- **YOUR OBJECTIVE**
Down to the last line, repeat the records exactly.

= Beginning of Section =

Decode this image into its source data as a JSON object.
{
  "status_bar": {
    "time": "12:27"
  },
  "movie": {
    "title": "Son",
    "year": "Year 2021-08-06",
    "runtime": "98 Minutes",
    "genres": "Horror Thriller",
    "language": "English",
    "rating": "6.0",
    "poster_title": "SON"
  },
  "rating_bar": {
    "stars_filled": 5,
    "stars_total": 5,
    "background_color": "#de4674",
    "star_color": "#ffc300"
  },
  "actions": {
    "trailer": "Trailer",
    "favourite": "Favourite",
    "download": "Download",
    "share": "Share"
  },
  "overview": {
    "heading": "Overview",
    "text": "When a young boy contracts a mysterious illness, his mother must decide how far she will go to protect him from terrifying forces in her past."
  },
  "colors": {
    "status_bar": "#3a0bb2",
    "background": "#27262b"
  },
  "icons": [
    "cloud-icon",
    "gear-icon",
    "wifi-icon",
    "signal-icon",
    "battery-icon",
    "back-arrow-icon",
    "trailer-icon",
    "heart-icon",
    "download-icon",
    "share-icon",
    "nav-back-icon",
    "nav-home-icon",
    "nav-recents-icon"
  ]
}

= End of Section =

- **ANSWER SECTION**
Decode this image into its source data as a JSON object.
{
  "status_bar": {
    "time": "12:27"
  },
  "movie": {
    "title": "Son",
    "year": "Year 2021-08-06",
    "runtime": "98 Minutes",
    "genres": "Horror Thriller",
    "language": "English",
    "rating": "6.0",
    "poster_title": "SON"
  },
  "rating_bar": {
    "stars_filled": 5,
    "stars_total": 5,
    "background_color": "#de4674",
    "star_color": "#ffc300"
  },
  "actions": {
    "trailer": "Trailer",
    "favourite": "Favourite",
    "download": "Download",
    "share": "Share"
  },
  "overview": {
    "heading": "Overview",
    "text": "When a young boy contracts a mysterious illness, his mother must decide how far she will go to protect him from terrifying forces in her past."
  },
  "colors": {
    "status_bar": "#3a0bb2",
    "background": "#27262b"
  },
  "icons": [
    "cloud-icon",
    "gear-icon",
    "wifi-icon",
    "signal-icon",
    "battery-icon",
    "back-arrow-icon",
    "trailer-icon",
    "heart-icon",
    "download-icon",
    "share-icon",
    "nav-back-icon",
    "nav-home-icon",
    "nav-recents-icon"
  ]
}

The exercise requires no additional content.